View Full Version : replacing silcock valve

09-23-2005, 07:26 AM
I found that one of the frostproof valves has a hole inside of my house. I can see it at my crawl basement. When I open the valve most of water drops to the basement. I found it after tons of watering to my garden. It's too bad.
I think the valve has been soldered. I wonder if I can replace it by myself. How can I remove it first? Is soldering easy enough? Is the silcock valve ready to be soldered or should I buy additives?

09-23-2005, 07:48 AM
Next time don't leave the hose hooked up during freezing weather.
I'll bet that is why it froze and broke.
To fix or repair: Remove the anchor screws on the outside wall
Find that pipe inside your basement or crawl space.
Pick a spot on that pipe that you can reach easily and cut the copper there.
Don't forget to turn the water off.
Go outside and wiggle and pull that faucet to the outside till you can work on it.
That part that split is not on the pressure side of the valve, it's the area that lets the faucet drain to keep it from freezing.
If you don't have a new sillcock to use, if you buy a new one, measure the old one because they come in different lengths.
Sometimes you can squeeze that split back togather and lay a nice piece of solder on the split.
I'm not reccomending that but in a pinch you could go that route and it should not become a problem.

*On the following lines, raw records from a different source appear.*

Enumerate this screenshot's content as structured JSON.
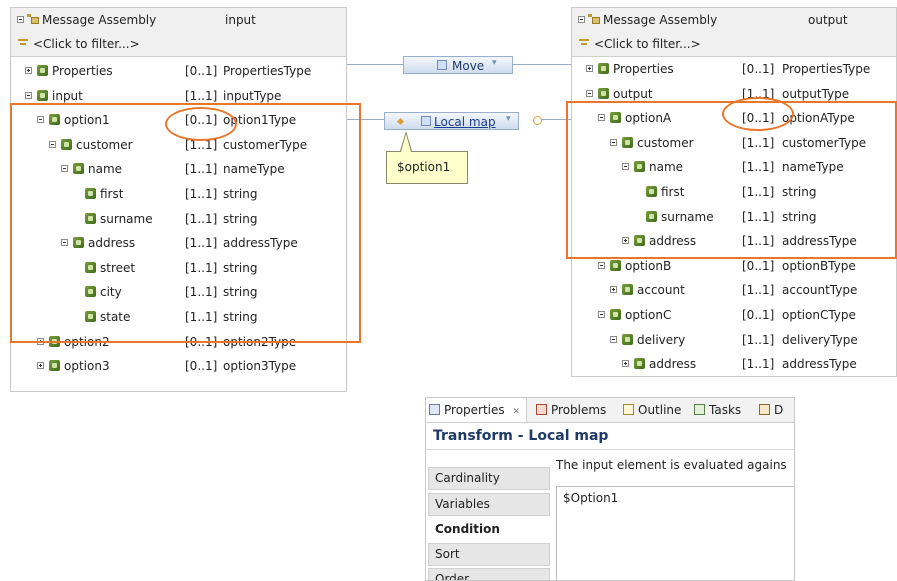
{
  "input_panel": {
    "header": {
      "title": "Message Assembly",
      "type": "input",
      "filter": "<Click to filter...>"
    },
    "rows": [
      {
        "name": "Properties",
        "card": "[0..1]",
        "type": "PropertiesType",
        "expander": "plus",
        "icon": "element"
      },
      {
        "name": "input",
        "card": "[1..1]",
        "type": "inputType",
        "expander": "minus",
        "icon": "element"
      },
      {
        "name": "option1",
        "card": "[0..1]",
        "type": "option1Type",
        "expander": "minus",
        "icon": "element"
      },
      {
        "name": "customer",
        "card": "[1..1]",
        "type": "customerType",
        "expander": "minus",
        "icon": "element"
      },
      {
        "name": "name",
        "card": "[1..1]",
        "type": "nameType",
        "expander": "minus",
        "icon": "element"
      },
      {
        "name": "first",
        "card": "[1..1]",
        "type": "string",
        "expander": "",
        "icon": "element"
      },
      {
        "name": "surname",
        "card": "[1..1]",
        "type": "string",
        "expander": "",
        "icon": "element"
      },
      {
        "name": "address",
        "card": "[1..1]",
        "type": "addressType",
        "expander": "minus",
        "icon": "element"
      },
      {
        "name": "street",
        "card": "[1..1]",
        "type": "string",
        "expander": "",
        "icon": "element"
      },
      {
        "name": "city",
        "card": "[1..1]",
        "type": "string",
        "expander": "",
        "icon": "element"
      },
      {
        "name": "state",
        "card": "[1..1]",
        "type": "string",
        "expander": "",
        "icon": "element"
      },
      {
        "name": "option2",
        "card": "[0..1]",
        "type": "option2Type",
        "expander": "plus",
        "icon": "element"
      },
      {
        "name": "option3",
        "card": "[0..1]",
        "type": "option3Type",
        "expander": "plus",
        "icon": "element"
      }
    ]
  },
  "output_panel": {
    "header": {
      "title": "Message Assembly",
      "type": "output",
      "filter": "<Click to filter...>"
    },
    "rows": [
      {
        "name": "Properties",
        "card": "[0..1]",
        "type": "PropertiesType",
        "expander": "plus"
      },
      {
        "name": "output",
        "card": "[1..1]",
        "type": "outputType",
        "expander": "minus"
      },
      {
        "name": "optionA",
        "card": "[0..1]",
        "type": "optionAType",
        "expander": "minus"
      },
      {
        "name": "customer",
        "card": "[1..1]",
        "type": "customerType",
        "expander": "minus"
      },
      {
        "name": "name",
        "card": "[1..1]",
        "type": "nameType",
        "expander": "minus"
      },
      {
        "name": "first",
        "card": "[1..1]",
        "type": "string",
        "expander": ""
      },
      {
        "name": "surname",
        "card": "[1..1]",
        "type": "string",
        "expander": ""
      },
      {
        "name": "address",
        "card": "[1..1]",
        "type": "addressType",
        "expander": "plus"
      },
      {
        "name": "optionB",
        "card": "[0..1]",
        "type": "optionBType",
        "expander": "minus"
      },
      {
        "name": "account",
        "card": "[1..1]",
        "type": "accountType",
        "expander": "plus"
      },
      {
        "name": "optionC",
        "card": "[0..1]",
        "type": "optionCType",
        "expander": "minus"
      },
      {
        "name": "delivery",
        "card": "[1..1]",
        "type": "deliveryType",
        "expander": "minus"
      },
      {
        "name": "address",
        "card": "[1..1]",
        "type": "addressType",
        "expander": "plus"
      }
    ]
  },
  "transforms": {
    "move": "Move",
    "local_map": "Local map",
    "tooltip": "$option1"
  },
  "properties_view": {
    "tabs": [
      {
        "label": "Properties",
        "close": "✕"
      },
      {
        "label": "Problems"
      },
      {
        "label": "Outline"
      },
      {
        "label": "Tasks"
      },
      {
        "label": "D"
      }
    ],
    "title": "Transform - Local map",
    "sections": [
      "Cardinality",
      "Variables",
      "Condition",
      "Sort",
      "Order"
    ],
    "active_section": "Condition",
    "description": "The input element is evaluated agains",
    "condition_value": "$Option1"
  },
  "colors": {
    "highlight": "#e8772b",
    "link": "#1a3d8f",
    "header_bg": "#f0f0f0"
  }
}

09-23-2005, 10:07 AM
Thanks for the reply. I just moved in this hous a month ago. I did not know that it was broken inside. I'll not leave a hose on it anyway.

The question is that how I can seal the valve and the pipe?
soldering? Isn't it just for tightning?
The sillcock valve I saw usually had tread at the end. If I cut a pipe it will be just plain. How do I seal it without leaving any leaking point?
and where should I cut? The point where the hole is?
Those may look stupid question but I'm a new for these house maintenance.

09-23-2005, 10:17 AM
If you have not soldered before, now is not the place to learn.
If you cut the copper you will have to solder it together with a copper coupling. If there is no shut off devoted to that sillcock, when you do your repair, it would be a good idea to put one there.